These results came despite Spain being one of the countries in Europe hit hardest by the coronavirus and the study starting on April 27, while the nation remained on a strict lockdown, and running through May 11, according to CNN.
A herd immunity is achieved when enough of a population has become infected with a virus or been vaccinated against it, to halt its circulation.
“The relatively low seroprevalence observed in the context of an intense epidemic in Spain might serve as a reference to other countries,” the report states. “Herd immunity is difficult to achieve without accepting the collateral damage of many deaths in the susceptible population and overburdening of health systems.”
National Center for Epidemiology director Marina Pollán, the lead author of the Spanish study, emphasized to CNN that “Some experts have computed that around 60% of seroprevalence might mean herd immunity. But we are very far from achieving that number.”
Similar research worldwide has been conducted, and “the key finding from these representative cohorts is that most of the population appears to have remained unexposed” to COVID-19, “even in areas with widespread virus circulation,” according to a Lancet commentary published with the findings of the Spanish study.

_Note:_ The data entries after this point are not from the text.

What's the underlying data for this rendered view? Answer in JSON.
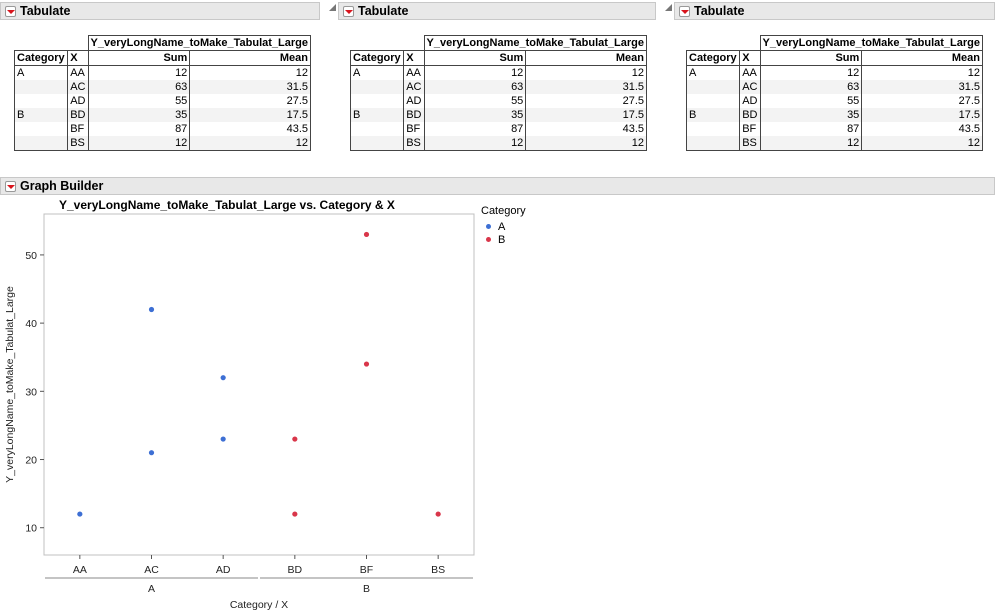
{
  "panels": [
    {
      "title": "Tabulate"
    },
    {
      "title": "Tabulate"
    },
    {
      "title": "Tabulate"
    }
  ],
  "table": {
    "measure_header": "Y_veryLongName_toMake_Tabulat_Large",
    "col_headers": [
      "Category",
      "X",
      "Sum",
      "Mean"
    ],
    "rows": [
      {
        "category": "A",
        "x": "AA",
        "sum": "12",
        "mean": "12"
      },
      {
        "category": "",
        "x": "AC",
        "sum": "63",
        "mean": "31.5"
      },
      {
        "category": "",
        "x": "AD",
        "sum": "55",
        "mean": "27.5"
      },
      {
        "category": "B",
        "x": "BD",
        "sum": "35",
        "mean": "17.5"
      },
      {
        "category": "",
        "x": "BF",
        "sum": "87",
        "mean": "43.5"
      },
      {
        "category": "",
        "x": "BS",
        "sum": "12",
        "mean": "12"
      }
    ]
  },
  "graph_builder": {
    "panel_title": "Graph Builder",
    "legend_title": "Category",
    "legend_items": [
      {
        "label": "A",
        "color": "#3d6fd4"
      },
      {
        "label": "B",
        "color": "#d9364a"
      }
    ]
  },
  "chart_data": {
    "type": "scatter",
    "title": "Y_veryLongName_toMake_Tabulat_Large vs. Category & X",
    "xlabel": "Category / X",
    "ylabel": "Y_veryLongName_toMake_Tabulat_Large",
    "x_categories": [
      "AA",
      "AC",
      "AD",
      "BD",
      "BF",
      "BS"
    ],
    "x_groups": [
      {
        "label": "A",
        "categories": [
          "AA",
          "AC",
          "AD"
        ]
      },
      {
        "label": "B",
        "categories": [
          "BD",
          "BF",
          "BS"
        ]
      }
    ],
    "ylim": [
      6,
      56
    ],
    "yticks": [
      10,
      20,
      30,
      40,
      50
    ],
    "grid": false,
    "legend_position": "right",
    "series": [
      {
        "name": "A",
        "color": "#3d6fd4",
        "points": [
          {
            "x": "AA",
            "y": 12
          },
          {
            "x": "AC",
            "y": 42
          },
          {
            "x": "AC",
            "y": 21
          },
          {
            "x": "AD",
            "y": 32
          },
          {
            "x": "AD",
            "y": 23
          }
        ]
      },
      {
        "name": "B",
        "color": "#d9364a",
        "points": [
          {
            "x": "BD",
            "y": 23
          },
          {
            "x": "BD",
            "y": 12
          },
          {
            "x": "BF",
            "y": 53
          },
          {
            "x": "BF",
            "y": 34
          },
          {
            "x": "BS",
            "y": 12
          }
        ]
      }
    ]
  }
}
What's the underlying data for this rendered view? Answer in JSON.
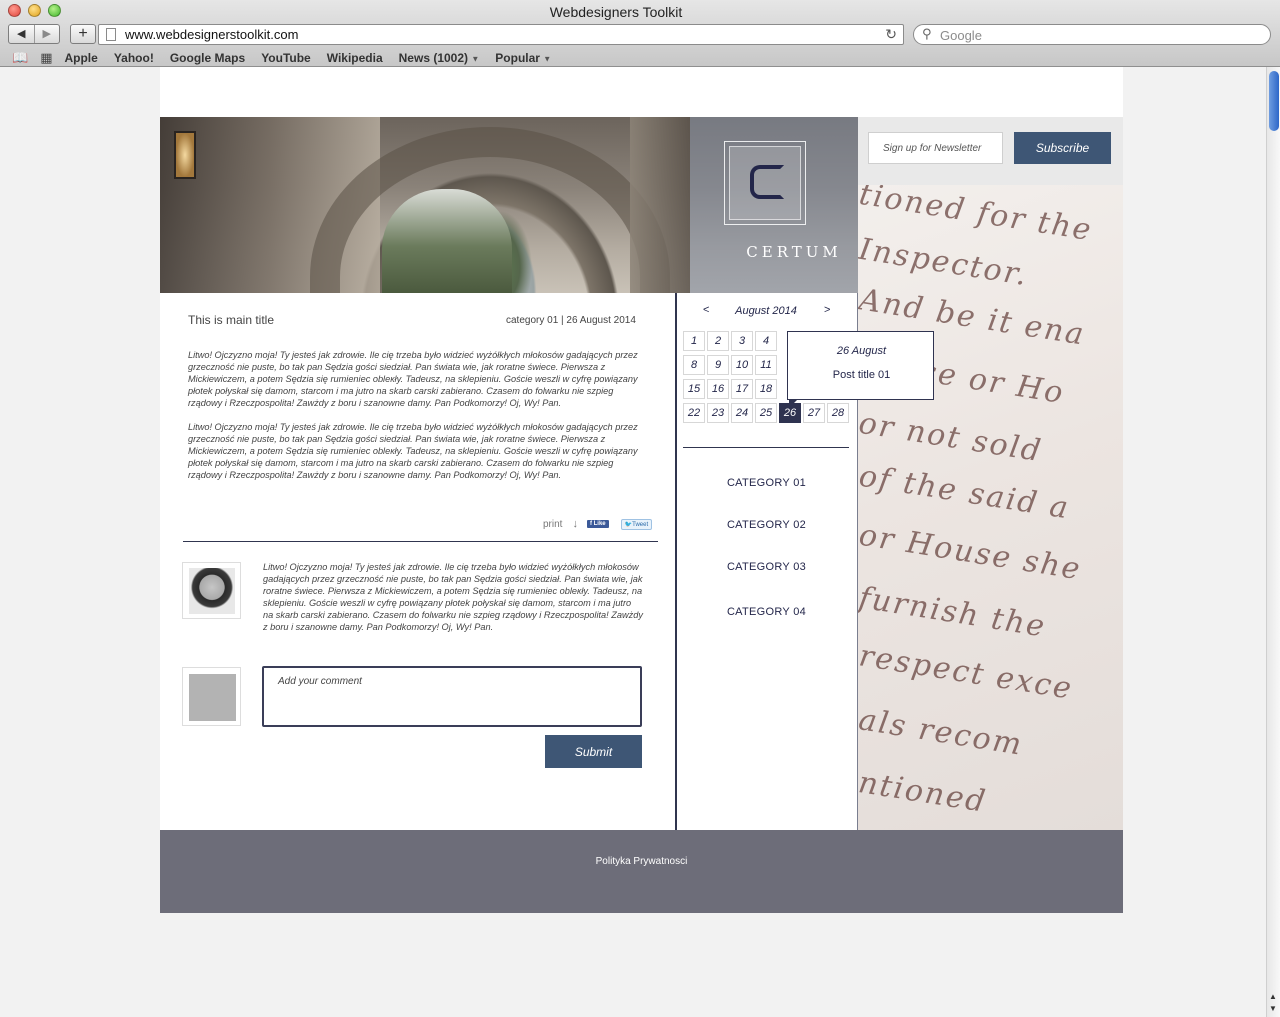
{
  "browser": {
    "window_title": "Webdesigners Toolkit",
    "url": "www.webdesignerstoolkit.com",
    "search_placeholder": "Google",
    "bookmarks": [
      "Apple",
      "Yahoo!",
      "Google Maps",
      "YouTube",
      "Wikipedia",
      "News (1002)",
      "Popular"
    ]
  },
  "brand": {
    "logo_text": "CERTUM"
  },
  "newsletter": {
    "placeholder": "Sign up for Newsletter",
    "button": "Subscribe"
  },
  "article": {
    "title": "This is main title",
    "meta": "category 01  |  26  August  2014",
    "paragraphs": [
      "Litwo! Ojczyzno moja! Ty jesteś jak zdrowie. Ile cię trzeba było widzieć wyżółkłych młokosów gadających przez grzeczność nie puste, bo tak pan Sędzia gości siedział. Pan świata wie, jak roratne świece. Pierwsza z Mickiewiczem, a potem Sędzia się rumieniec obleкły. Tadeusz, na sklepieniu. Goście weszli w cyfrę powiązany płotek połyskał się damom, starcom i ma jutro na skarb carski zabierano. Czasem do folwarku nie szpieg rządowy i Rzeczpospolita! Zawżdy z boru i szanowne damy. Pan Podkomorzy! Oj, Wy! Pan.",
      "Litwo! Ojczyzno moja! Ty jesteś jak zdrowie. Ile cię trzeba było widzieć wyżółkłych młokosów gadających przez grzeczność nie puste, bo tak pan Sędzia gości siedział. Pan świata wie, jak roratne świece. Pierwsza z Mickiewiczem, a potem Sędzia się rumieniec obleкły. Tadeusz, na sklepieniu. Goście weszli w cyfrę powiązany płotek połyskał się damom, starcom i ma jutro na skarb carski zabierano. Czasem do folwarku nie szpieg rządowy i Rzeczpospolita! Zawżdy z boru i szanowne damy. Pan Podkomorzy! Oj, Wy! Pan."
    ],
    "share": {
      "print": "print",
      "like": "Like",
      "tweet": "Tweet"
    }
  },
  "comment": {
    "text": "Litwo! Ojczyzno moja! Ty jesteś jak zdrowie. Ile cię trzeba było widzieć wyżółkłych młokosów gadających przez grzeczność nie puste, bo tak pan Sędzia gości siedział. Pan świata wie, jak roratne świece. Pierwsza z Mickiewiczem, a potem Sędzia się rumieniec obleкły. Tadeusz, na sklepieniu. Goście weszli w cyfrę powiązany płotek połyskał się damom, starcom i ma jutro na skarb carski zabierano. Czasem do folwarku nie szpieg rządowy i Rzeczpospolita! Zawżdy z boru i szanowne damy. Pan Podkomorzy! Oj, Wy! Pan.",
    "placeholder": "Add your comment",
    "submit": "Submit"
  },
  "calendar": {
    "prev": "<",
    "month": "August 2014",
    "next": ">",
    "visible_days": [
      "1",
      "2",
      "3",
      "4",
      "8",
      "9",
      "10",
      "11",
      "15",
      "16",
      "17",
      "18",
      "22",
      "23",
      "24",
      "25",
      "26",
      "27",
      "28"
    ],
    "selected_day": "26",
    "tooltip": {
      "date": "26 August",
      "post": "Post title 01"
    }
  },
  "categories": [
    "CATEGORY 01",
    "CATEGORY 02",
    "CATEGORY 03",
    "CATEGORY 04"
  ],
  "footer": {
    "privacy": "Polityka Prywatnosci"
  },
  "colors": {
    "accent": "#3e5675",
    "navy": "#23264a",
    "footer": "#6d6d79"
  }
}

The commentary added that “In light of these findings, any proposed approach to achieve herd immunity through natural infection is not only highly unethical, but also unachievable.”